The ability to not only sync a shared folder means endless possibilities:
You can sync folders containing fonts so that all of your computers have access to the same, downloaded fonts you like.
You can sync your desktop so all of your computers will have the same files on the desktop.
You can sync your photos folder so your photo albums will always be in sync on multiple computers.
Like Box.net, SugarSync will only allow you to share files that are 25 MB in size but that restriction is not imposed for files synced within your account i.e. not publicly shared.
SugarSync provides you with a free 5 GB account to get started. You can always purchase more space if required.
Wuala offers locally encrypted data backup and syncing. Unlike the rest of the services in this group, Wuala only offers 1 GB of space but offers an interesting way to earn more space rather than purchasing it. You can actually trade hard drive space to be used by the service for more web-based space for yourself. For example, you can trade 100 GB of disk space on your computer for 100 GB of additional online storage. This particular feature is what makes Wuala a great alternative to Dropbox.
Alternatively, you can also buy online storage space if you don’t feel like trading.
1 GB – Free
10 GB – 19 EUR/year
25 GB – 39 EUR/year
50 GB – 59 EUR/year
100 GB – 99 EUR/year
250 GB – 229 EUR/year
Wuala is available for Windows, Mac and Linux as well as iOS and Android mobile platforms.
Interestingly, Wuala accepts files up to 14 GB in size.
Alternatives to Dropbox – Conclusion
If there is a reason you’ve become disenchanted with Dropbox or you simply need a few more gigabytes of free space, it’s good to know you’ve got some choices. Sift through these services and see if one of them suits your personal online storage and/or file syncing needs more than the others. Some provide really enticing syncing features while others give you the option of expanding your online storage capabilities without paying a cent.

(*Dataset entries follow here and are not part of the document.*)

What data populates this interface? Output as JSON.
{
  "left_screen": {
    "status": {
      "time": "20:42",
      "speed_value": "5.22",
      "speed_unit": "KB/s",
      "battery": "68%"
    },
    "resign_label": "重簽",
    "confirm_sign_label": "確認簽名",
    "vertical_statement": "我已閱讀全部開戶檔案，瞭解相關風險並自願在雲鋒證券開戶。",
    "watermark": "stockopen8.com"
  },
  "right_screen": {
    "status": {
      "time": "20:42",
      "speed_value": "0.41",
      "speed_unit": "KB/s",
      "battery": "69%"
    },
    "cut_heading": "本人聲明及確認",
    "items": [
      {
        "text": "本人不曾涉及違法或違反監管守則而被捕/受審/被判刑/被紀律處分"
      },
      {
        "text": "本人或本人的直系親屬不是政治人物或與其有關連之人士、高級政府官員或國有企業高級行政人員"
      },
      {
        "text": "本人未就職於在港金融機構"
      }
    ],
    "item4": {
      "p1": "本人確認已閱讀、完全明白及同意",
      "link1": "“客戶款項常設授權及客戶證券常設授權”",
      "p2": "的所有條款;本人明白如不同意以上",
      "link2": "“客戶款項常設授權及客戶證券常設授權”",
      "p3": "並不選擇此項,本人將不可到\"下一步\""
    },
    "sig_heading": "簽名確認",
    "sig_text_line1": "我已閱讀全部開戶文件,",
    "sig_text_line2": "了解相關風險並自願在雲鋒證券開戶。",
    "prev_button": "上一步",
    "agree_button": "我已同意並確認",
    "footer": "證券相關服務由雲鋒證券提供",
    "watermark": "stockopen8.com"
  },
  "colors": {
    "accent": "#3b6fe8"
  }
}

Which service do you think is the perfect alternative to Dropbox? What are your options? Let us know in the comments! Please read my article